“…that we must look into ourselves…”

Etty Hillesum is someone to get to know better. A Dutch Jew during the Nazi period, she became increasingly interested in the Bible and in Russian literature (especially Dostoevsky). Over time, and notably during her time in concentration camps, she kept diaries that would justly earn her the reputation of being a genuine mystic. She knew the darkness within us, better than most. But was always more focused on the light, without losing her realism.

That realism extended into a powerful sense of God, her self, and the relationship between her inner life and the condition of the world. In that, hers is a fitting follow-up to what I observed last time, about G.K. Chesterton. This excerpt from her diary is especially evocative:

The rottenness of others is in us, too. I see no other solution. I really see no other solution than to turn inward and to root out all the rottenness there. I no longer believe we can change anything in the world until we have first changed ourselves. And that seems to me the only lesson to be learnt from this war. That we must look into ourselves and nowhere else.

These are words from a concentration camp. Etty Hillesum died in Auschwitz on November 30, 1943. She was 29 years old.

Her diaries and letters are collected in this as well as other volumes.

What’s wrong with the world?

The 20th-century writer G.K. Chesterton, when asked “What’s wrong with the world?”, had a pretty remarkable answer. He said, “I am.”

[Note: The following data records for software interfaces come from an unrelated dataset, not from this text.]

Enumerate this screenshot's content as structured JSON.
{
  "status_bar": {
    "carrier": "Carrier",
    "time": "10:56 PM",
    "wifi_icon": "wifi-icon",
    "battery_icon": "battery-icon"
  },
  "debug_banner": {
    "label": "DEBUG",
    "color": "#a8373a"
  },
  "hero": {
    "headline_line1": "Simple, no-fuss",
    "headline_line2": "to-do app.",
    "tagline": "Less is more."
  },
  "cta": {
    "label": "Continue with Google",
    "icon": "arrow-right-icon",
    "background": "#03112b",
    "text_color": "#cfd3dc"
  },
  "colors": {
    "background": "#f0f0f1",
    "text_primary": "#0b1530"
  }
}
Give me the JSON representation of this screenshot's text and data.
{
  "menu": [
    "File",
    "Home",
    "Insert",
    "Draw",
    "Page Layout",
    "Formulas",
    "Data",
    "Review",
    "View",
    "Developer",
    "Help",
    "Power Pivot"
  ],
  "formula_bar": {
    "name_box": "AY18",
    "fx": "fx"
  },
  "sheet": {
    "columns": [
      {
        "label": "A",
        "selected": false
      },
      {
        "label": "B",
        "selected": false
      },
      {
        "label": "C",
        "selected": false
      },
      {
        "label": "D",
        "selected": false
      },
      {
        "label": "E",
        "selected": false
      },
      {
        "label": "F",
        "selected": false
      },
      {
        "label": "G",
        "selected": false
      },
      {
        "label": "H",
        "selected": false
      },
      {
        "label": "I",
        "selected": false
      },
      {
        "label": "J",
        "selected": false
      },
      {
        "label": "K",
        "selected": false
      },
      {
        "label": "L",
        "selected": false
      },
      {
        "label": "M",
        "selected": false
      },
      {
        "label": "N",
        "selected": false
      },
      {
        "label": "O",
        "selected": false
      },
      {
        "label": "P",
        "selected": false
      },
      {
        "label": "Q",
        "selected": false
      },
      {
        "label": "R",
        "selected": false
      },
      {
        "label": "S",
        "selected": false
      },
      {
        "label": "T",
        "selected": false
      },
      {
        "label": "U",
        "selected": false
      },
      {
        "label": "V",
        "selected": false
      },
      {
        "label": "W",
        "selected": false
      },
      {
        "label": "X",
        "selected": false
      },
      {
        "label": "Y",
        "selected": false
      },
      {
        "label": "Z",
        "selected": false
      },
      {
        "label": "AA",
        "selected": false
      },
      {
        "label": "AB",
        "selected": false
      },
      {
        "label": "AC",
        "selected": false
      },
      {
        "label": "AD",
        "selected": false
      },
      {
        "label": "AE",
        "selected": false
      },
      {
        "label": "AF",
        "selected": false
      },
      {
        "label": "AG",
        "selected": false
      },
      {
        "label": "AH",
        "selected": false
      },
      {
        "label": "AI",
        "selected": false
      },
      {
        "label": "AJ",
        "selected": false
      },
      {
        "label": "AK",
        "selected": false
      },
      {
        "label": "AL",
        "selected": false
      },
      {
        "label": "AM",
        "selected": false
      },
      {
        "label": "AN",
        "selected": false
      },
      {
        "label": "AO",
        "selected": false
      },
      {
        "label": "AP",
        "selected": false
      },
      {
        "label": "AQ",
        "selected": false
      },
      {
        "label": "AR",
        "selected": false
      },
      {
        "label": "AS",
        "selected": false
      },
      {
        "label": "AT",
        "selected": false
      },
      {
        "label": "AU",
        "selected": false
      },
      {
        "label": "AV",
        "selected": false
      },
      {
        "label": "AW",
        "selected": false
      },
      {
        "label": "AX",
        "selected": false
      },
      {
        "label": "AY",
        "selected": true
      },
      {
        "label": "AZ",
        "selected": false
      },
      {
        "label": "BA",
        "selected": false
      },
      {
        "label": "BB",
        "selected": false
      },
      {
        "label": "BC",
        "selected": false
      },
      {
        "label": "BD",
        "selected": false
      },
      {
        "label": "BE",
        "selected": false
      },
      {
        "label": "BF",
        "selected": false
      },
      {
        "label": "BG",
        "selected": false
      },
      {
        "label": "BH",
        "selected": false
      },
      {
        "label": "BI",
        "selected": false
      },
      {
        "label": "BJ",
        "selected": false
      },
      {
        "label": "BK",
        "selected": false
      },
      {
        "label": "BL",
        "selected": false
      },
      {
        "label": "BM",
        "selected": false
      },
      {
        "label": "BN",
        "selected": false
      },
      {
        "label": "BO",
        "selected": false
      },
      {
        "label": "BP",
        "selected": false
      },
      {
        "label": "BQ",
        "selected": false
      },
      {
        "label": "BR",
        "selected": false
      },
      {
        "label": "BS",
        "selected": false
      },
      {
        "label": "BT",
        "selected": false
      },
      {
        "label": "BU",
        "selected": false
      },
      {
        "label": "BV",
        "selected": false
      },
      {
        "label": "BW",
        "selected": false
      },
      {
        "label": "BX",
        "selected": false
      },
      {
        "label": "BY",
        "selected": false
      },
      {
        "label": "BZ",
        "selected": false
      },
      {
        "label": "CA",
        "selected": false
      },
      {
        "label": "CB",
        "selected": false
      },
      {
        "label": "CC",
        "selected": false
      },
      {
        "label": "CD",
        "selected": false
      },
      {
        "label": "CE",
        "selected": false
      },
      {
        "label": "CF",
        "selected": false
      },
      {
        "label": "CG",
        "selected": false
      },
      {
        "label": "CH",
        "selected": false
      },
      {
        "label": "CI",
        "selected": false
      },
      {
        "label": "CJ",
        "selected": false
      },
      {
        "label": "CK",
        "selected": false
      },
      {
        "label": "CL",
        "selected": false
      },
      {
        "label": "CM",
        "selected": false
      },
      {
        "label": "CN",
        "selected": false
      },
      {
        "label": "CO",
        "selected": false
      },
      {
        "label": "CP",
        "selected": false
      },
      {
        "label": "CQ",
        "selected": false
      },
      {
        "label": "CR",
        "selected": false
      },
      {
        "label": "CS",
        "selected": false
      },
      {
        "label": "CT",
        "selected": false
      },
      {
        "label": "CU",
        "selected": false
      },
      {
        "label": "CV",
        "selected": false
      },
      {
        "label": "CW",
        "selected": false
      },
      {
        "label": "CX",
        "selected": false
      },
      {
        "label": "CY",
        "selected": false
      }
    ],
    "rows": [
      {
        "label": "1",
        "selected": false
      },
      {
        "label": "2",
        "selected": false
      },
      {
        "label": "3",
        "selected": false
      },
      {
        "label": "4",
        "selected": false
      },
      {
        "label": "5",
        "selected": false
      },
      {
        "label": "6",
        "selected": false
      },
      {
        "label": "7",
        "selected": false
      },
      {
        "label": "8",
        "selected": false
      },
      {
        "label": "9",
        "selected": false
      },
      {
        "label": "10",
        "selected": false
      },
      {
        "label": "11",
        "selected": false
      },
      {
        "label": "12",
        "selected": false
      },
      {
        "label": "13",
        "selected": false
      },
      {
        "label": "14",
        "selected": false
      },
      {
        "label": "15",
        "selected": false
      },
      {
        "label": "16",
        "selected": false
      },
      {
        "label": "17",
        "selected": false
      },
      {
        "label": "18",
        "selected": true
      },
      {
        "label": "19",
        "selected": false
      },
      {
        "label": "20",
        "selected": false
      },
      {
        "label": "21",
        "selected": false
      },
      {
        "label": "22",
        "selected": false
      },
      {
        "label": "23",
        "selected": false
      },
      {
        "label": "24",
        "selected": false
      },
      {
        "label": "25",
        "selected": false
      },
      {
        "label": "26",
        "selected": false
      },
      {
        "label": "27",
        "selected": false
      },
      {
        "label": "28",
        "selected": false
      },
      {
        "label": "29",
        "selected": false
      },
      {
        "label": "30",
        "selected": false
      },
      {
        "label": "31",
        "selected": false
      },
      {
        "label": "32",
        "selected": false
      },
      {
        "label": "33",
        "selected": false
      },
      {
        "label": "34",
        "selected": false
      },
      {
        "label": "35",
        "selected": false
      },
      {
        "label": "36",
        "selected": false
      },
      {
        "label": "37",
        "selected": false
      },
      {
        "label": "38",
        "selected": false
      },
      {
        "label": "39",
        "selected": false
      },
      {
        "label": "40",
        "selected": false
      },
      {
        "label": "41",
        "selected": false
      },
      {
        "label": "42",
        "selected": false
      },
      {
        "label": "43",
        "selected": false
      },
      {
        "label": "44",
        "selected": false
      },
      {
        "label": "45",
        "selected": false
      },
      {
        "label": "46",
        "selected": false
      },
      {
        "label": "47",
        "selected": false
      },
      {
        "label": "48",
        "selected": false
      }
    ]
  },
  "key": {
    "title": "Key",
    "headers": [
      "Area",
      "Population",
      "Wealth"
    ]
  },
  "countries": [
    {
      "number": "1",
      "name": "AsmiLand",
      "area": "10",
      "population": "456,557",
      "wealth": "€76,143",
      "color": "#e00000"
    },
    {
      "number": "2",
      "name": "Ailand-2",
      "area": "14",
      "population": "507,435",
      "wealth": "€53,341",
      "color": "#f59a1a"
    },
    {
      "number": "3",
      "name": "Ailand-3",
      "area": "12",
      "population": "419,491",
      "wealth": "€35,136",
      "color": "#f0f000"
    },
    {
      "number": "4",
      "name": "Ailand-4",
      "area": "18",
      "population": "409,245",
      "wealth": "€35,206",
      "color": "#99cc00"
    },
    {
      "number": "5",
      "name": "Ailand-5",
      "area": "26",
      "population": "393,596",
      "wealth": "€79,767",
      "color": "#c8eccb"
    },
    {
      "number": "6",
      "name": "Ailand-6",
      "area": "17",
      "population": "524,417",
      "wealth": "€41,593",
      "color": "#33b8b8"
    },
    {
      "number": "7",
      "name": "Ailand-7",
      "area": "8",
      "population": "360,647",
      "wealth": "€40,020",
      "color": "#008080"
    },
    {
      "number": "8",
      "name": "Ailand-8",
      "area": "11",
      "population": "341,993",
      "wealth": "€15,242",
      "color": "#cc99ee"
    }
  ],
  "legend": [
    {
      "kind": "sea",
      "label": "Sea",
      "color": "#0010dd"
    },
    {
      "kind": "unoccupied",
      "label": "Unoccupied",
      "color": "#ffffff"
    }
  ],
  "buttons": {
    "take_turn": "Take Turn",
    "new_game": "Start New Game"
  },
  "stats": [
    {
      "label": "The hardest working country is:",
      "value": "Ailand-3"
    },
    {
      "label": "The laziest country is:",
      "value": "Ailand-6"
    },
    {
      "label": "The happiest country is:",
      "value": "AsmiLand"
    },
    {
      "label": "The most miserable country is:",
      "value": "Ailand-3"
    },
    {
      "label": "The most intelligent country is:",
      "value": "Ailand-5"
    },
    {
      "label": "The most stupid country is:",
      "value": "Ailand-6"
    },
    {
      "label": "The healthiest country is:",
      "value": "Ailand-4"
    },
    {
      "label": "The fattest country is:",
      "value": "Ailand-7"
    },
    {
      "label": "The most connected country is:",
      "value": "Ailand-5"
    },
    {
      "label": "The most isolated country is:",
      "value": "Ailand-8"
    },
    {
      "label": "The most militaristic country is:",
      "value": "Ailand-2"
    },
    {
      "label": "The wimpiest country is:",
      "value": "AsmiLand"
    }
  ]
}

That’s placing a pretty heavy burden on himself. He was a huge, rotund man, so maybe he could bear it… But seriously, how can I be “what’s wrong with the world?”

There must be a few different logical ways to reckon this, if by “logical” you include crazy spiritual logic. One way that I understand Chesterton’s answer, and can make it my own is to see it as saying something like the following:

The world is beautiful, yes, but unbelievably damaged. There is so much human evil. I look around and see the results of selfishness, greed, shortsitedness, people’s need for instant gratification. And then I think, about “other people:” can I know their greed? Can I know their selfishness? What’s more, can I do anything about it? And the answer is, of course not.

I only know my own shortfalls. And these are also the only ones I have any say about, have any way of controlling.

Can I fully know and account for the circumstances that lead “other people” to pollute, start wars, shoot each other? No. But I can begin to know my own.

So if I’m to put myself in Chesterton’s (large) shoes, and am asked “What’s wrong with the world?” I guess I could only answer, “Well, a lot—but as far as I know, and as far as I can do anything about it, what’s wrong with the world is my own depravity.”

That would still be an unbearable responsibility. Which is where my relationship to God, my surrender to him, comes in. But as burdensome as it seems, it’s also a very great relief to stop blaming others.

Blaming other is not only a huge a waste of time and energy.  It’s also truly false. Because it buys into this false dichotomy between Me and The Other Person. There’s a lot more to say about that. But for the time being, without being too solipsistic about it, I can say, what’s wrong with the world has entirely to do with me.